The Group of Eight leaders who are meeting in Sea Island, Ga., this week face a historic test of leadership. In the wake of the Madrid bombings and warnings that al Qaeda is planning attacks in the United States, this summit must produce more than the usual photo opportunities and joint statements. Its success should be measured in large part by whether the G-8 leaders take concrete and urgent steps to reduce the risk of catastrophic terrorism.
Unfortunately, the risk that terrorists could acquire and use nuclear, chemical or biological weapons is all too real. Over time, and without our decisive intervention, al Qaeda could become the world's 10th nuclear power. The terrorist organization has made several attempts to acquire uranium that could be used to make a crude nuclear device, and documents discovered at an al Qaeda safe house in 2001 showed an understanding of nuclear weapons design. The hardest part for the terrorists is getting the plutonium or highly enriched uranium necessary to build a bomb. Making that impossible should be our goal.
At their 2002 summit the G-8 leaders launched a Global Partnership Against the Spread of Weapons and Materials of Mass Destruction, in which they pledged $20 billion -- $10 billion from the United States, $10 billion from others -- over 10 years to reduce the risk of catastrophic terrorism. Two years after this global security breakthrough, they are $3 billion short of their pledges, and only a tiny fraction of the $17 billion pledged has been appropriated for programs. Disputes between Russia and donor countries over tax issues, liability questions and site access have slowed implementation.

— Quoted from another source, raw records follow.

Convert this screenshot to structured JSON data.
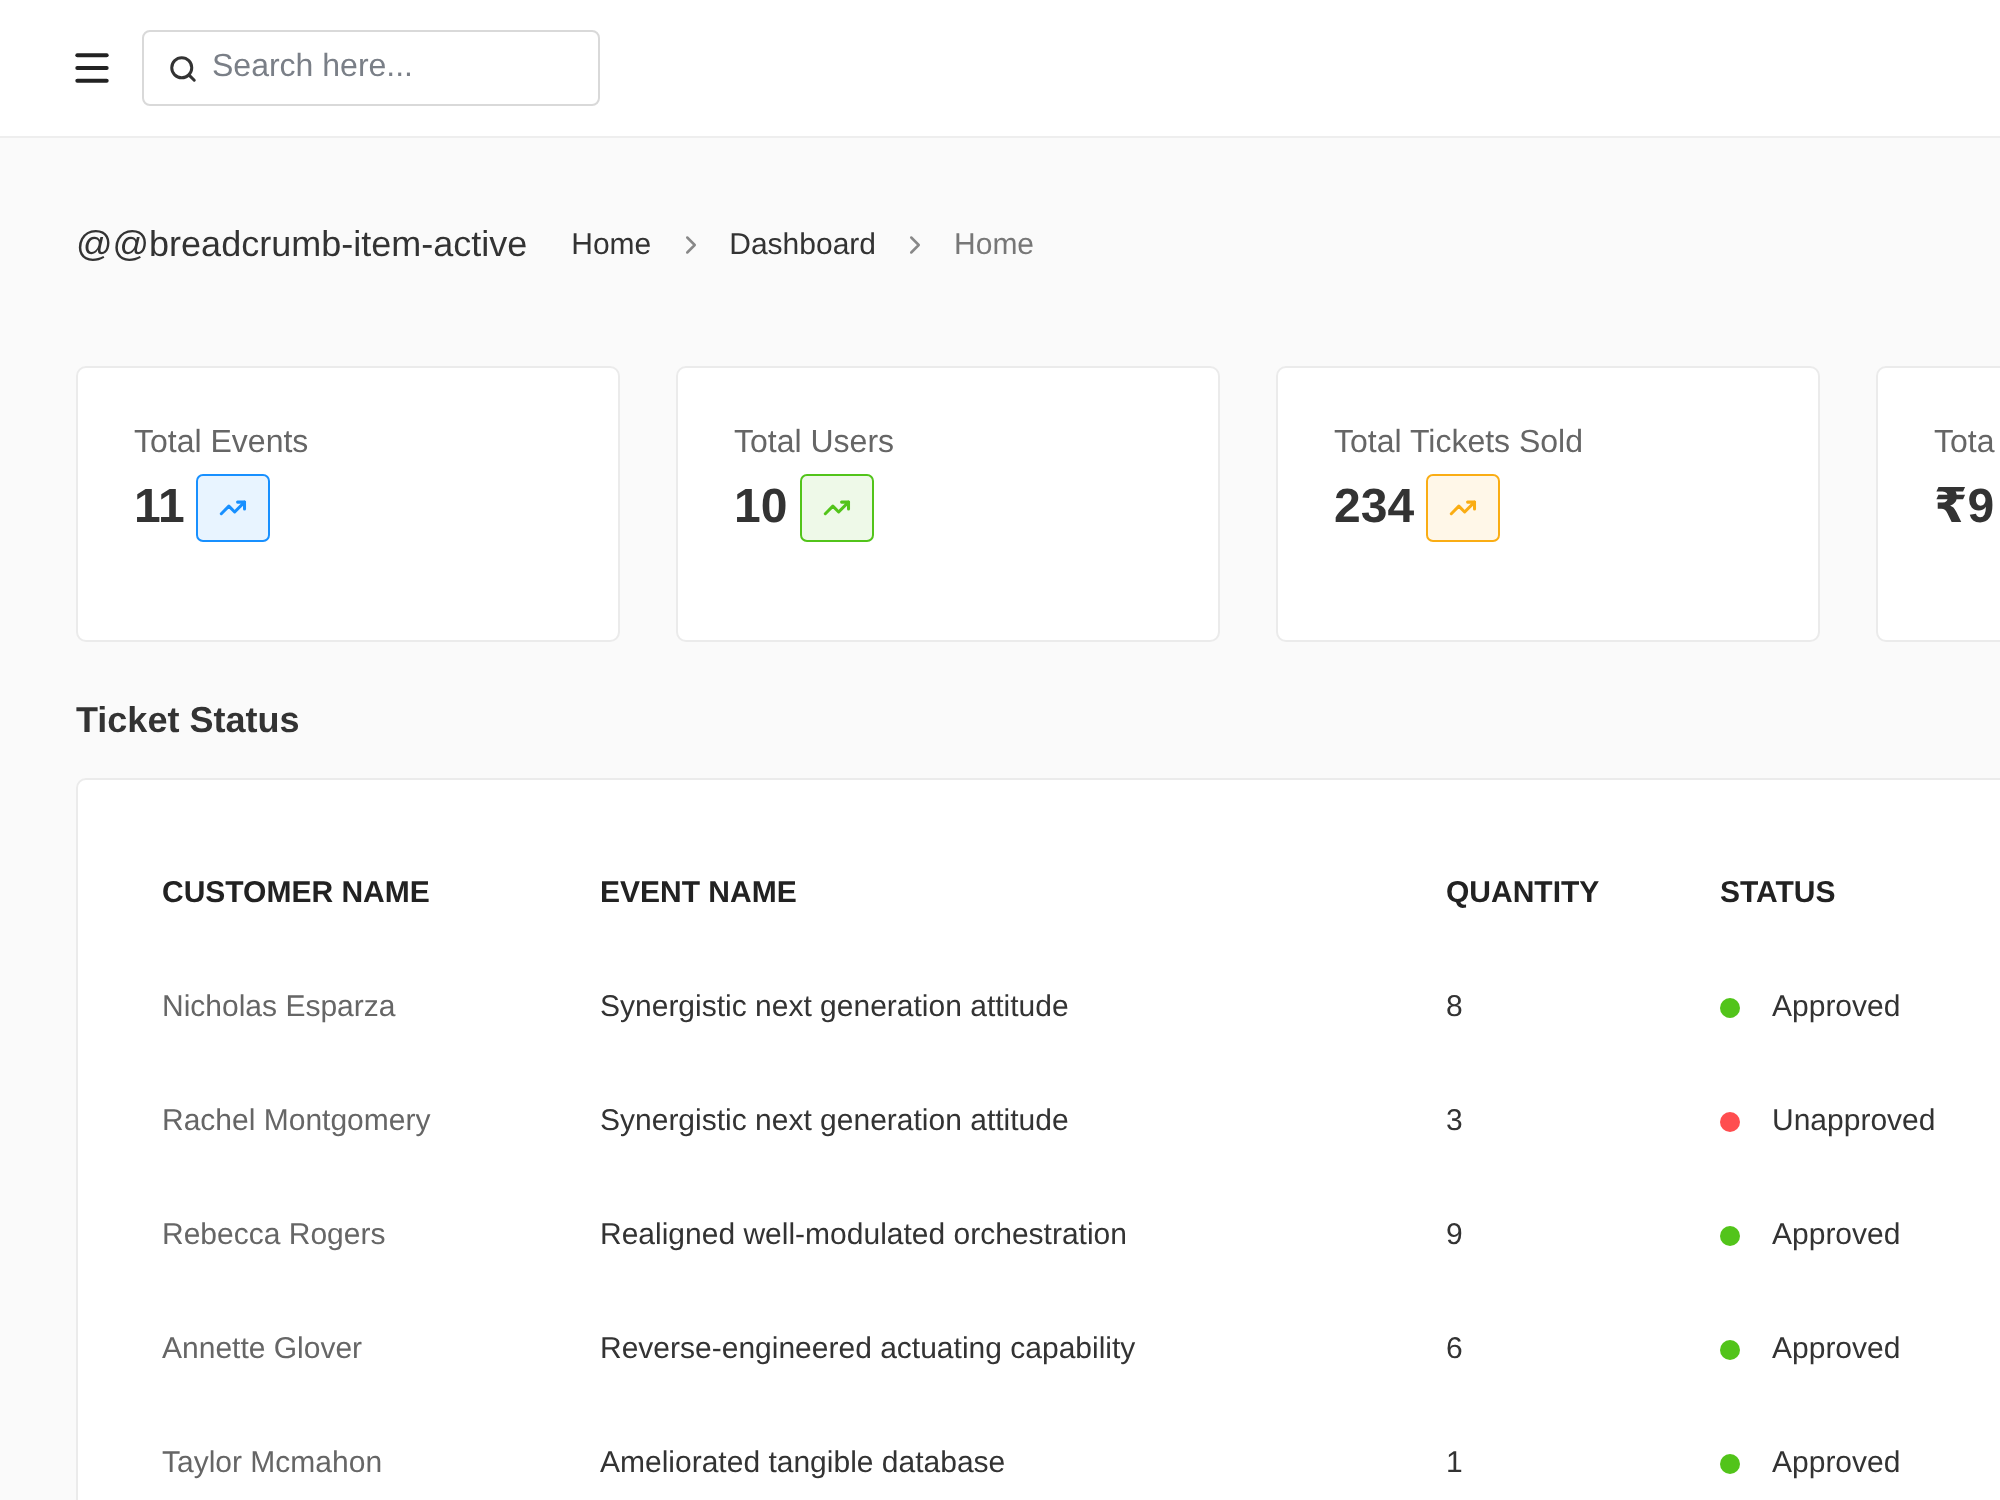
{
  "header": {
    "search": {
      "placeholder": "Search here..."
    }
  },
  "page": {
    "title": "@@breadcrumb-item-active",
    "breadcrumb": [
      {
        "label": "Home",
        "active": false
      },
      {
        "label": "Dashboard",
        "active": false
      },
      {
        "label": "Home",
        "active": true
      }
    ]
  },
  "stats": [
    {
      "label": "Total Events",
      "value": "11",
      "color": "#1890ff"
    },
    {
      "label": "Total Users",
      "value": "10",
      "color": "#52c41a"
    },
    {
      "label": "Total Tickets Sold",
      "value": "234",
      "color": "#faad14"
    },
    {
      "label": "Tota",
      "value": "₹9"
    }
  ],
  "ticket_status": {
    "title": "Ticket Status",
    "columns": [
      "CUSTOMER NAME",
      "EVENT NAME",
      "QUANTITY",
      "STATUS"
    ],
    "rows": [
      {
        "customer": "Nicholas Esparza",
        "event": "Synergistic next generation attitude",
        "quantity": "8",
        "status": "Approved",
        "color": "#52c41a"
      },
      {
        "customer": "Rachel Montgomery",
        "event": "Synergistic next generation attitude",
        "quantity": "3",
        "status": "Unapproved",
        "color": "#ff4d4f"
      },
      {
        "customer": "Rebecca Rogers",
        "event": "Realigned well-modulated orchestration",
        "quantity": "9",
        "status": "Approved",
        "color": "#52c41a"
      },
      {
        "customer": "Annette Glover",
        "event": "Reverse-engineered actuating capability",
        "quantity": "6",
        "status": "Approved",
        "color": "#52c41a"
      },
      {
        "customer": "Taylor Mcmahon",
        "event": "Ameliorated tangible database",
        "quantity": "1",
        "status": "Approved",
        "color": "#52c41a"
      }
    ]
  }
}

As a result, less than one-quarter of Russia's nuclear bomb-making materials -- hundreds of metric tons of plutonium and highly enriched uranium (HEU) -- has been adequately secured against theft or diversion. Globally, there are still more than 130 nuclear research reactors and other facilities in 40 countries using or storing weapons-usable HEU, and many of these facilities have only the most rudimentary security measures.
The problem is not confined to unsecured nuclear materials. Millions of portable artillery shells and hundreds of missile warheads filled with deadly nerve agents await destruction at dilapidated facilities in Russia. Construction of a U.S.-funded destruction plant was delayed for three years by political and compliance disputes, and current destruction plans will take more than a decade to implement. In the meantime, one stolen shell could be used to kill tens of thousands of people in Washington, New York, London, Paris, Tokyo or Moscow.
In addition, Russian military and civilian research facilities still have deadly pathogen collections; we don't know exactly what kind they are, how many there are or how secure they are. Thousands of former weapons scientists and workers in Russia remain underpaid or unemployed, making them more vulnerable targets for recruitment by terrorist organizations.
Although significant work has begun in all these areas, projected completion dates stretch into the next decade and beyond. Given the concerted efforts of al Qaeda and possibly other terrorist groups to acquire nuclear, biological and chemical weapons, there is now a dangerous gap between the pace of our progress and the urgency of the threat. We are not accelerating these programs as if our lives depended on it. They do.
There are at least 10 steps that G-8 leaders could take at Sea Island to give us a chance of winning this race against terrorism:
1. Appoint a senior official in each government, with direct access to the president or prime minister, who is responsible and accountable for ensuring that terrorists do not acquire weapons of mass destruction. Empower this senior official to eliminate all obstacles to cooperation as quickly as possible.
2. Announce an intention to increase pledges to the global partnership above the $20 billion goal. This goal should be treated as a floor, not a ceiling.
3. Expand the global partnership to include all nations with weapons capability and weapons materials, specifically Pakistan, India, Israel and China.
4. Accelerate efforts to consolidate and secure weapons-usable nuclear materials worldwide.
5. Accelerate the demilitarization of Russia's stockpile of 40,000 tons of chemical agents and strengthen the security of all chemical weapon stocks awaiting destruction in Russia.
6. Take immediate steps to account for and secure dangerous biological pathogen collections across Russia and the former Soviet Union.
7. Initiate a global effort to combat both infectious diseases and biological terrorism.
8. Expand efforts to employ former weapons scientists and personnel in the former Soviet Union.
9. Presidents Bush and Putin should pledge to bilaterally increase the transparency, safety and security of all tactical nuclear weapons in and around Europe.
10. Bush and Putin should also announce a new initiative to make U.S. and Russian biological defense research efforts bilaterally transparent as a confidence-building measure to enable greater cooperation in the biological arena.
This is not a list of impossible dreams; these are global security imperatives. Taking these steps will require the personal commitment and persistent action of the presidents of the United States and Russia, the leaders of the G-8 and other countries around the globe. The clock is ticking.
Sam Nunn, a former Democratic senator from Georgia, is co-chairman of the Nuclear Threat Initiative. Michele Flournoy is a senior advisor at the Center for Strategic and International Studies and co-director of the Strengthening the Global Partnership project.